[Dataset rows describing interfaces]
'''

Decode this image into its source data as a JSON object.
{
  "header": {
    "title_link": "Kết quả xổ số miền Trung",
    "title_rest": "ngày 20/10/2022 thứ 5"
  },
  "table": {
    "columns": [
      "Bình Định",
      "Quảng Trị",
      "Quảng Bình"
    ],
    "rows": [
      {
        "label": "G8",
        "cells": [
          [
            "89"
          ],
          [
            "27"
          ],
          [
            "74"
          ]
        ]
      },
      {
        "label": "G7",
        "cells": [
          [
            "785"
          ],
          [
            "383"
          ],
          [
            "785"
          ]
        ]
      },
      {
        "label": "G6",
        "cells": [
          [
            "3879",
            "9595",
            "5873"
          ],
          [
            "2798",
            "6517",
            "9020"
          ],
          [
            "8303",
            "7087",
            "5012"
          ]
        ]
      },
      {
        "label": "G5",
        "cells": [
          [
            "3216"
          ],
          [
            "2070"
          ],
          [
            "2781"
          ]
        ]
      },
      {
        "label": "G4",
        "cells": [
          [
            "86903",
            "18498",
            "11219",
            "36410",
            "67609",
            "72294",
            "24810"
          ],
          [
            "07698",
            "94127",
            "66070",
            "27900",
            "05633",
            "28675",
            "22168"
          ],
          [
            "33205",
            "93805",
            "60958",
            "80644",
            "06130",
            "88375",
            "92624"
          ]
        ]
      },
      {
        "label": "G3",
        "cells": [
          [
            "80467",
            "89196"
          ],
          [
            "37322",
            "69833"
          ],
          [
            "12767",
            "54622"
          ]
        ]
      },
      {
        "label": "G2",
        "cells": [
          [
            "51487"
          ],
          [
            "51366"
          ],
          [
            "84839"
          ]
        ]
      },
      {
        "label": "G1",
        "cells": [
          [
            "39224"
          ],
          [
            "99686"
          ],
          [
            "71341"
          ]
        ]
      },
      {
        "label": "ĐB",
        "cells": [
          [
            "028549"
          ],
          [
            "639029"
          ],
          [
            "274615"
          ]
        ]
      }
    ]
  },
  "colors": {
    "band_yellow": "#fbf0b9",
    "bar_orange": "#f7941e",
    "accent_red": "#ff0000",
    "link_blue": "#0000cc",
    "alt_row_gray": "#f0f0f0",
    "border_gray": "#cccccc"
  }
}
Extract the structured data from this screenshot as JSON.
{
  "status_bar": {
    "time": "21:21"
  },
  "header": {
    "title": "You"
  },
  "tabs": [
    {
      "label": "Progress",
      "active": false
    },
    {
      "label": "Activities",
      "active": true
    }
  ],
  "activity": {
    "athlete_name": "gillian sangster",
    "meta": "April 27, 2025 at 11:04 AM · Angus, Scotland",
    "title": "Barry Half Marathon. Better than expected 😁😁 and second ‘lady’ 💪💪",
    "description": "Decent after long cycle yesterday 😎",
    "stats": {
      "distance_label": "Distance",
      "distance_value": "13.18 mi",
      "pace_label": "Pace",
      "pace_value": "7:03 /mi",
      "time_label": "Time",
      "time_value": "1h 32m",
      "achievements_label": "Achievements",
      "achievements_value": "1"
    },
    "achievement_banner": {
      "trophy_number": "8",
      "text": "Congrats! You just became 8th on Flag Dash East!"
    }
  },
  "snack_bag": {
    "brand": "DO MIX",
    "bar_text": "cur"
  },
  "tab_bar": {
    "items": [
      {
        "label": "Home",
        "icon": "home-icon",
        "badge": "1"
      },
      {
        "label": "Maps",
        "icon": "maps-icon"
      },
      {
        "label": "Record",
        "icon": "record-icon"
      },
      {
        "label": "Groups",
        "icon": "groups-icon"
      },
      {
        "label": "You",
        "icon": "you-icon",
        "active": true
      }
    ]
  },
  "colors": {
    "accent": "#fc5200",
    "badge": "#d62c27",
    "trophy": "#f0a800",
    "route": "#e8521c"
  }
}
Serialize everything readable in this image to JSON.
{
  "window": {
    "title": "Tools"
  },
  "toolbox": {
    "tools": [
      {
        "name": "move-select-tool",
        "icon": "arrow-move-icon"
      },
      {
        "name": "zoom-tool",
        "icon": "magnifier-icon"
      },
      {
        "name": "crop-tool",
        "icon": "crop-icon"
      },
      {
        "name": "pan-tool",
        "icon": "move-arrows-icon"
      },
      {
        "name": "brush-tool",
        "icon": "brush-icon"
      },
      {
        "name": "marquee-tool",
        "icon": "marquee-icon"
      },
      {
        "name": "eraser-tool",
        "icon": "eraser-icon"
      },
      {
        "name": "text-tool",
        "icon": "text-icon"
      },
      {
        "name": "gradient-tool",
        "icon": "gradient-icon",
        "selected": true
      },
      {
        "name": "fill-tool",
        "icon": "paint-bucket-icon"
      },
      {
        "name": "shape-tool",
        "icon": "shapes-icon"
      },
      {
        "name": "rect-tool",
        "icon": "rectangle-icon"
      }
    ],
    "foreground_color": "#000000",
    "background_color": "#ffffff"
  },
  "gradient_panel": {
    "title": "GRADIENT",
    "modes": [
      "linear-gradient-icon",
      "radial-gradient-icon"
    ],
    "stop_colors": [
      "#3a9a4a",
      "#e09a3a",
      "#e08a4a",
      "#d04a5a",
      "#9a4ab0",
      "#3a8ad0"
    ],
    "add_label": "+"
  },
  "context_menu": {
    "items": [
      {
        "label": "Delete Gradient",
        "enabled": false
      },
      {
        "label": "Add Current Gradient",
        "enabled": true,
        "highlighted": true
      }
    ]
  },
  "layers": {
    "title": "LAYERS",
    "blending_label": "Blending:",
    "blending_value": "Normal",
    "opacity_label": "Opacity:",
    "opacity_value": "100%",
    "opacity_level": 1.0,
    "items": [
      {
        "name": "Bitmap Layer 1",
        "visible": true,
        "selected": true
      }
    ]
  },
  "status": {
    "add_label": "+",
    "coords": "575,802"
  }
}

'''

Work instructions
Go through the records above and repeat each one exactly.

Answer to this problem
Decode this image into its source data as a JSON object.
{
  "header": {
    "title_link": "Kết quả xổ số miền Trung",
    "title_rest": "ngày 20/10/2022 thứ 5"
  },
  "table": {
    "columns": [
      "Bình Định",
      "Quảng Trị",
      "Quảng Bình"
    ],
    "rows": [
      {
        "label": "G8",
        "cells": [
          [
            "89"
          ],
          [
            "27"
          ],
          [
            "74"
          ]
        ]
      },
      {
        "label": "G7",
        "cells": [
          [
            "785"
          ],
          [
            "383"
          ],
          [
            "785"
          ]
        ]
      },
      {
        "label": "G6",
        "cells": [
          [
            "3879",
            "9595",
            "5873"
          ],
          [
            "2798",
            "6517",
            "9020"
          ],
          [
            "8303",
            "7087",
            "5012"
          ]
        ]
      },
      {
        "label": "G5",
        "cells": [
          [
            "3216"
          ],
          [
            "2070"
          ],
          [
            "2781"
          ]
        ]
      },
      {
        "label": "G4",
        "cells": [
          [
            "86903",
            "18498",
            "11219",
            "36410",
            "67609",
            "72294",
            "24810"
          ],
          [
            "07698",
            "94127",
            "66070",
            "27900",
            "05633",
            "28675",
            "22168"
          ],
          [
            "33205",
            "93805",
            "60958",
            "80644",
            "06130",
            "88375",
            "92624"
          ]
        ]
      },
      {
        "label": "G3",
        "cells": [
          [
            "80467",
            "89196"
          ],
          [
            "37322",
            "69833"
          ],
          [
            "12767",
            "54622"
          ]
        ]
      },
      {
        "label": "G2",
        "cells": [
          [
            "51487"
          ],
          [
            "51366"
          ],
          [
            "84839"
          ]
        ]
      },
      {
        "label": "G1",
        "cells": [
          [
            "39224"
          ],
          [
            "99686"
          ],
          [
            "71341"
          ]
        ]
      },
      {
        "label": "ĐB",
        "cells": [
          [
            "028549"
          ],
          [
            "639029"
          ],
          [
            "274615"
          ]
        ]
      }
    ]
  },
  "colors": {
    "band_yellow": "#fbf0b9",
    "bar_orange": "#f7941e",
    "accent_red": "#ff0000",
    "link_blue": "#0000cc",
    "alt_row_gray": "#f0f0f0",
    "border_gray": "#cccccc"
  }
}
Extract the structured data from this screenshot as JSON.
{
  "status_bar": {
    "time": "21:21"
  },
  "header": {
    "title": "You"
  },
  "tabs": [
    {
      "label": "Progress",
      "active": false
    },
    {
      "label": "Activities",
      "active": true
    }
  ],
  "activity": {
    "athlete_name": "gillian sangster",
    "meta": "April 27, 2025 at 11:04 AM · Angus, Scotland",
    "title": "Barry Half Marathon. Better than expected 😁😁 and second ‘lady’ 💪💪",
    "description": "Decent after long cycle yesterday 😎",
    "stats": {
      "distance_label": "Distance",
      "distance_value": "13.18 mi",
      "pace_label": "Pace",
      "pace_value": "7:03 /mi",
      "time_label": "Time",
      "time_value": "1h 32m",
      "achievements_label": "Achievements",
      "achievements_value": "1"
    },
    "achievement_banner": {
      "trophy_number": "8",
      "text": "Congrats! You just became 8th on Flag Dash East!"
    }
  },
  "snack_bag": {
    "brand": "DO MIX",
    "bar_text": "cur"
  },
  "tab_bar": {
    "items": [
      {
        "label": "Home",
        "icon": "home-icon",
        "badge": "1"
      },
      {
        "label": "Maps",
        "icon": "maps-icon"
      },
      {
        "label": "Record",
        "icon": "record-icon"
      },
      {
        "label": "Groups",
        "icon": "groups-icon"
      },
      {
        "label": "You",
        "icon": "you-icon",
        "active": true
      }
    ]
  },
  "colors": {
    "accent": "#fc5200",
    "badge": "#d62c27",
    "trophy": "#f0a800",
    "route": "#e8521c"
  }
}
Serialize everything readable in this image to JSON.
{
  "window": {
    "title": "Tools"
  },
  "toolbox": {
    "tools": [
      {
        "name": "move-select-tool",
        "icon": "arrow-move-icon"
      },
      {
        "name": "zoom-tool",
        "icon": "magnifier-icon"
      },
      {
        "name": "crop-tool",
        "icon": "crop-icon"
      },
      {
        "name": "pan-tool",
        "icon": "move-arrows-icon"
      },
      {
        "name": "brush-tool",
        "icon": "brush-icon"
      },
      {
        "name": "marquee-tool",
        "icon": "marquee-icon"
      },
      {
        "name": "eraser-tool",
        "icon": "eraser-icon"
      },
      {
        "name": "text-tool",
        "icon": "text-icon"
      },
      {
        "name": "gradient-tool",
        "icon": "gradient-icon",
        "selected": true
      },
      {
        "name": "fill-tool",
        "icon": "paint-bucket-icon"
      },
      {
        "name": "shape-tool",
        "icon": "shapes-icon"
      },
      {
        "name": "rect-tool",
        "icon": "rectangle-icon"
      }
    ],
    "foreground_color": "#000000",
    "background_color": "#ffffff"
  },
  "gradient_panel": {
    "title": "GRADIENT",
    "modes": [
      "linear-gradient-icon",
      "radial-gradient-icon"
    ],
    "stop_colors": [
      "#3a9a4a",
      "#e09a3a",
      "#e08a4a",
      "#d04a5a",
      "#9a4ab0",
      "#3a8ad0"
    ],
    "add_label": "+"
  },
  "context_menu": {
    "items": [
      {
        "label": "Delete Gradient",
        "enabled": false
      },
      {
        "label": "Add Current Gradient",
        "enabled": true,
        "highlighted": true
      }
    ]
  },
  "layers": {
    "title": "LAYERS",
    "blending_label": "Blending:",
    "blending_value": "Normal",
    "opacity_label": "Opacity:",
    "opacity_value": "100%",
    "opacity_level": 1.0,
    "items": [
      {
        "name": "Bitmap Layer 1",
        "visible": true,
        "selected": true
      }
    ]
  },
  "status": {
    "add_label": "+",
    "coords": "575,802"
  }
}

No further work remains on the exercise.